On 29 September 2023, the FCA published a Dear CEO letter on its platforms’ portfolio supervision strategy.
Following the FCA’s strategy letters of February 2020 and July 2021, this Dear CEO letter provides firms with an update on the FCA’s view of the key harms in this sector, the FCA’s expectations of firms and a summary of the work the FCA intends to do.
In the Dear CEO letter the FCA highlights the following concerns about harm:
- Fees and charges may not represent fair value, especially when looking at customers with different size investment pots and taking into regard platforms’ role in the distribution chain. Platform fees are also not properly disclosed, making it difficult for customers to have a clear understanding of what they are being charged. This also makes it harder for customers to make judgements on the value of the products and services they are paying for.
- Platform firms do not have sufficiently robust systems and controls to protect customers from loss of investment savings or personal data due to fraud and/or cyber-attacks.
- The average time it takes customers to transfer their investments and savings between platforms has improved for some firms in the portfolio, but more needs to be done to ensure average transfer times are shorter for all customers.
- Platform firms’ historic failure to conduct proper due diligence of non-standard assets (NSAs) has led to customers holding unsuitable high-risk investments. The FCA are concerned that firms are not properly acknowledging or accurately calculating their liabilities relating to NSAs, which could lead to delays in customer redress payments and increase the potential for firm failure.
- Customers lose access to platform services due to system outages or other operational resilience failures. This is of particular concern when platforms are undergoing significant IT upgrades or conducting re-platforming exercises.
The Dear CEO letter also highlights the following emerging risks of harm:
- Where interest payments are accrued on customers’ cash balances held by firms, this should be carefully considered as part of fair value assessments and to ensure appropriate disclosure, especially in the current economic environment of higher interest rates. The FCA’s expectation is that firms deliver fair value to customers and support consumer understanding in line with the requirements of the Consumer Duty.
- The emerging trends in the market for executing investment transactions online by retail customers have seen the growth of online trading applications platforms. The FCA’s recent focused studies found business practices akin to ‘gamification’, that overly encourage risky short term trading including brokerage deals that fail to deliver best value for customers. The FCA’s expectation is that firms should maintain controls and capabilities to understand and effectively monitor customers’ trading activities, ensure customers are adequately informed of relevant risks and protect customers from reckless trading and scams.
The Dear CEO letter also mentions that the FCA is focused on the following areas:
- Consumer Duty, Fee Transparency and Fair value. A key risk for the platforms’ portfolio is that the quality and value of product offerings or, the quality of communications with customers, do not deliver good outcomes for consumers or meet their needs.
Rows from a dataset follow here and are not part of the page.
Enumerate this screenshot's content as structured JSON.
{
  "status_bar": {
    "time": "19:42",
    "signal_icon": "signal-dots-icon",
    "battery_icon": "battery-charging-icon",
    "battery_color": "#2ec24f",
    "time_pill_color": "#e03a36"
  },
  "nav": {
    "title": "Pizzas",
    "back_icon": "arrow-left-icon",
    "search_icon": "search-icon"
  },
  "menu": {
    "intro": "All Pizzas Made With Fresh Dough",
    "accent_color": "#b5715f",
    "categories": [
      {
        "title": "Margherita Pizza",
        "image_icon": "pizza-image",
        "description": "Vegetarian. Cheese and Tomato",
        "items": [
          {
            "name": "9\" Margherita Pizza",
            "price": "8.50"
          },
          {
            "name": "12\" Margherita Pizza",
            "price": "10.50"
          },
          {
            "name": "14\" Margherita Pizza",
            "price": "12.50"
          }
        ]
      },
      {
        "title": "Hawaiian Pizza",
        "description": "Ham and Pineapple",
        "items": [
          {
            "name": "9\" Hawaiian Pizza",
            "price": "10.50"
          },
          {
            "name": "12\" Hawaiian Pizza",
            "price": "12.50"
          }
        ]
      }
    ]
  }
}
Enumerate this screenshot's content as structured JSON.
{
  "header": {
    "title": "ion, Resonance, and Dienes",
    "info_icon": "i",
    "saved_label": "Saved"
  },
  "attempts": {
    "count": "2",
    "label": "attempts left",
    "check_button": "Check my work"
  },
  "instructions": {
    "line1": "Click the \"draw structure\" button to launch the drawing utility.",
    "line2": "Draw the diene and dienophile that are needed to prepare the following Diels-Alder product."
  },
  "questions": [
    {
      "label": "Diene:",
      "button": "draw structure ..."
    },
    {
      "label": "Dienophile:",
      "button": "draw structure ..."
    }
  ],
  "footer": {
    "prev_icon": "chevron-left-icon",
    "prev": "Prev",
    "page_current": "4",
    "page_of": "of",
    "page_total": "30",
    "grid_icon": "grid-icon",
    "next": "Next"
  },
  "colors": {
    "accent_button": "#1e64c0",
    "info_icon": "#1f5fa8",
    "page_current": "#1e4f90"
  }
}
- Non-Standard Assets. The FCA published guidance in Finalised Guidance 20/1 Our framework: assessing adequate financial resources on how firms should assess their financial resources, which includes looking proportionately at the risks to which a firm is exposed.
- Operational resilience. The FCA’s previous portfolio letter outlined its expectations for firms’ compliance with Policy Statement 21/3 Building Operational Resilience. These expectations still stand. By Q4 2023 the FCA will request data to monitor and test platform firms’ ability to meet this Policy Statement.
- Fraud controls. The FCA has seen examples in its supervisory work where, the adviser charging function has been mis-used by rogue advisers to defraud consumers of significant amounts of money. In 2023/24 the FCA will be selecting a sample of firms in the platform portfolio that facilitate adviser charging alongside firms in other portfolios offering similar services. This sample of firms will be asked to complete a questionnaire and the FCA will use the responses to assess the effectiveness of the systems and controls that firms have in place to ensure that advisers are charging their customers appropriately. The FCA will feedback the findings from its review to firms in due course.
- Transfer times. In the light of the Consumer Duty, the FCA will be using the next iteration of its data request to continue to monitor and ensure sustained and significant improvements in transfer times across the sector, taking further action against outliers.
- Consumer Duty. The FCA’s review of platform firms’ Duty implementation plans suggests some firms may have been slow in engaging with the substantive requirements. This brings a risk that firms have not embedded the Duty effectively throughout their business. The FCA urges firms to continue to carefully consider the substantive elements of the Duty on an ongoing basis to identify further changes that may be required. If a firm considers that specific rules do not apply to their business, the FCA will expect them to provide clear evidence of the reason for this.
The Dear CEO letter concludes by noting that, firms are responsible for ensuring that they meet the FCA’s requirements including the obligations and expectations set out above. Firms should take all necessary action to ensure these are met. The FCA will use the Senior Managers & Certification Regime to engage directly with accountable individuals on areas of concern.